#### Your assignment
Repeat the data exactly. Pictures are not part of the copy.
**** Material for this task ****
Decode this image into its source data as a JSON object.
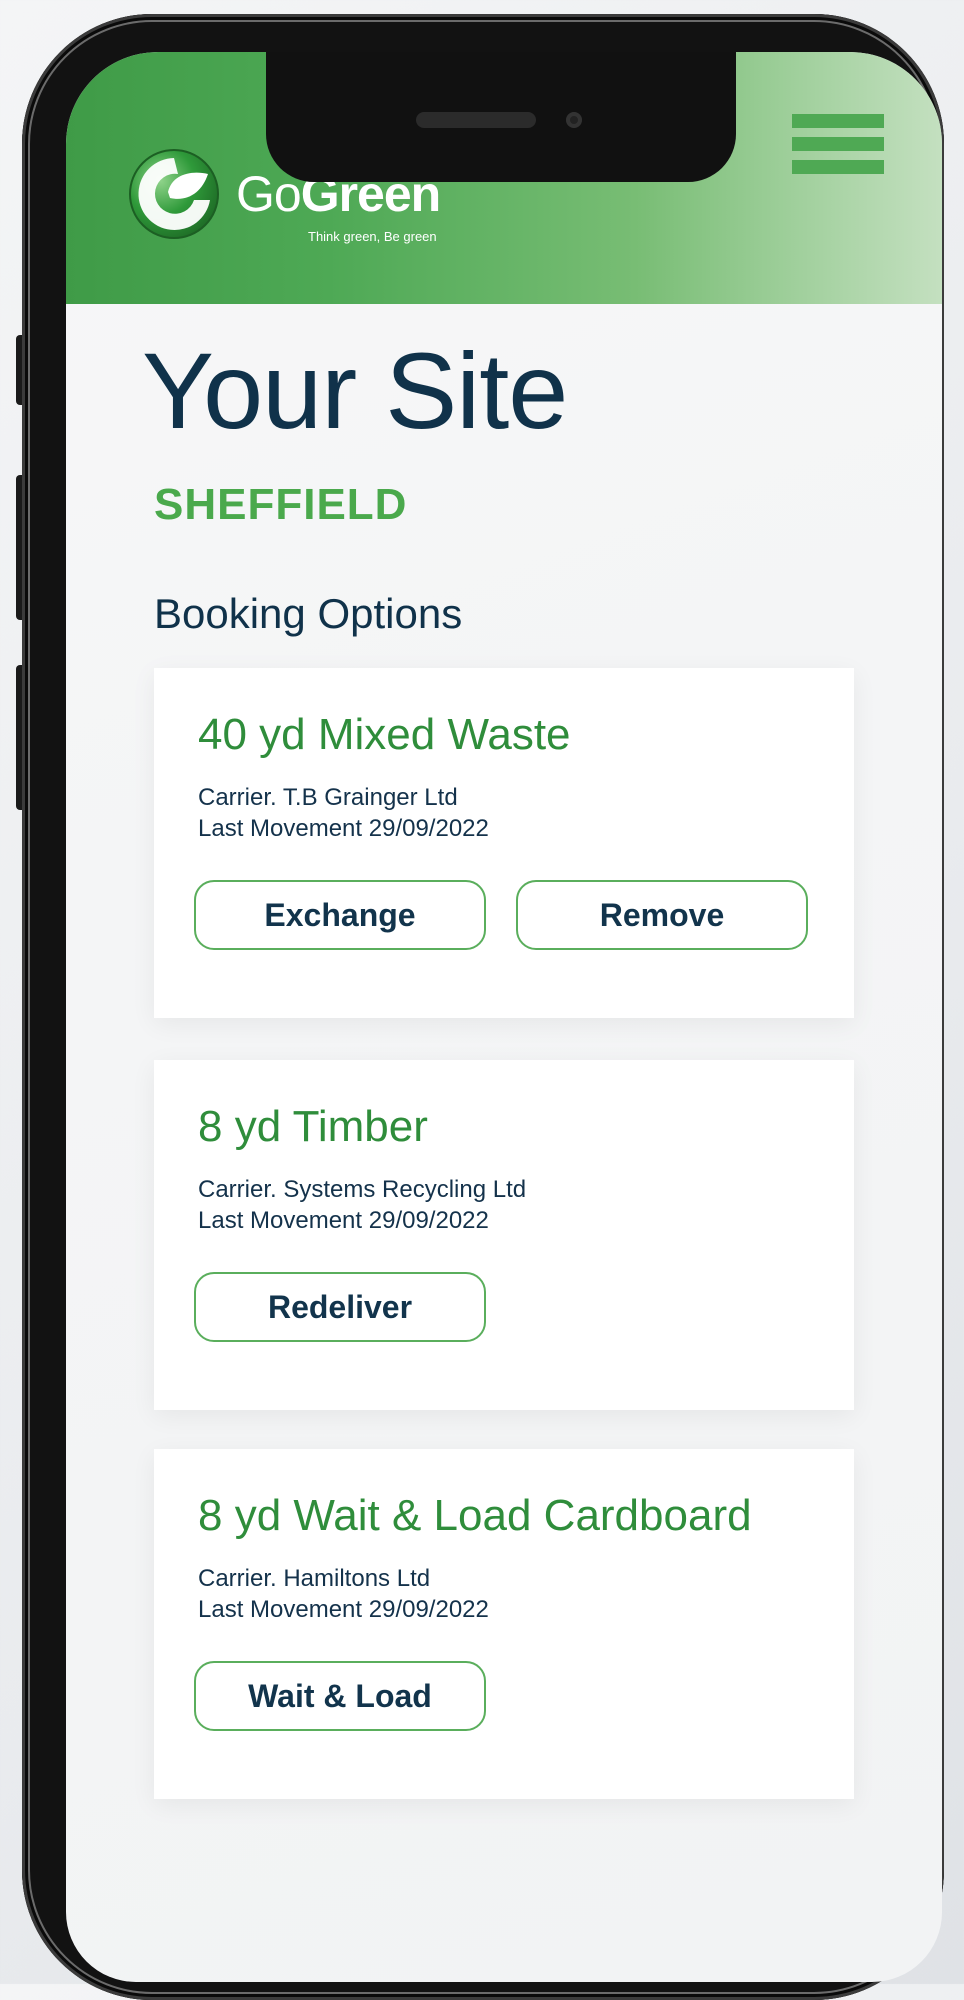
{
  "header": {
    "logo_prefix": "Go",
    "logo_bold": "Green",
    "logo_reg": "®",
    "tagline": "Think green, Be green"
  },
  "page": {
    "title": "Your Site",
    "site": "SHEFFIELD",
    "section_title": "Booking Options"
  },
  "bookings": [
    {
      "title": "40 yd Mixed Waste",
      "carrier": "Carrier. T.B Grainger Ltd",
      "last_movement": "Last Movement 29/09/2022",
      "actions": [
        "Exchange",
        "Remove"
      ]
    },
    {
      "title": "8 yd Timber",
      "carrier": "Carrier. Systems Recycling Ltd",
      "last_movement": "Last Movement 29/09/2022",
      "actions": [
        "Redeliver"
      ]
    },
    {
      "title": "8 yd Wait & Load Cardboard",
      "carrier": "Carrier. Hamiltons Ltd",
      "last_movement": "Last Movement 29/09/2022",
      "actions": [
        "Wait & Load"
      ]
    }
  ],
  "icons": {
    "logo": "gogreen-leaf-logo-icon",
    "menu": "hamburger-menu-icon"
  },
  "colors": {
    "brand_green": "#4ea955",
    "title_green": "#2f8d3b",
    "navy": "#10324a"
  }
}
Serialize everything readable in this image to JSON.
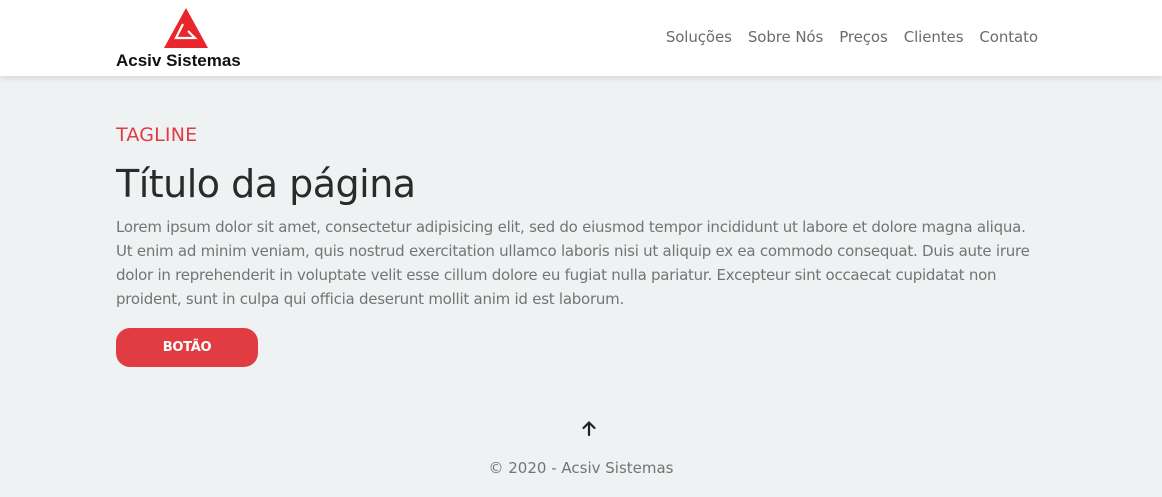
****
#### Written response
Decode this image into its source data as a JSON object.
{
  "header": {
    "logo_prefix": "Go",
    "logo_bold": "Green",
    "logo_reg": "®",
    "tagline": "Think green, Be green"
  },
  "page": {
    "title": "Your Site",
    "site": "SHEFFIELD",
    "section_title": "Booking Options"
  },
  "bookings": [
    {
      "title": "40 yd Mixed Waste",
      "carrier": "Carrier. T.B Grainger Ltd",
      "last_movement": "Last Movement 29/09/2022",
      "actions": [
        "Exchange",
        "Remove"
      ]
    },
    {
      "title": "8 yd Timber",
      "carrier": "Carrier. Systems Recycling Ltd",
      "last_movement": "Last Movement 29/09/2022",
      "actions": [
        "Redeliver"
      ]
    },
    {
      "title": "8 yd Wait & Load Cardboard",
      "carrier": "Carrier. Hamiltons Ltd",
      "last_movement": "Last Movement 29/09/2022",
      "actions": [
        "Wait & Load"
      ]
    }
  ],
  "icons": {
    "logo": "gogreen-leaf-logo-icon",
    "menu": "hamburger-menu-icon"
  },
  "colors": {
    "brand_green": "#4ea955",
    "title_green": "#2f8d3b",
    "navy": "#10324a"
  }
}
Serialize everything readable in this image to JSON.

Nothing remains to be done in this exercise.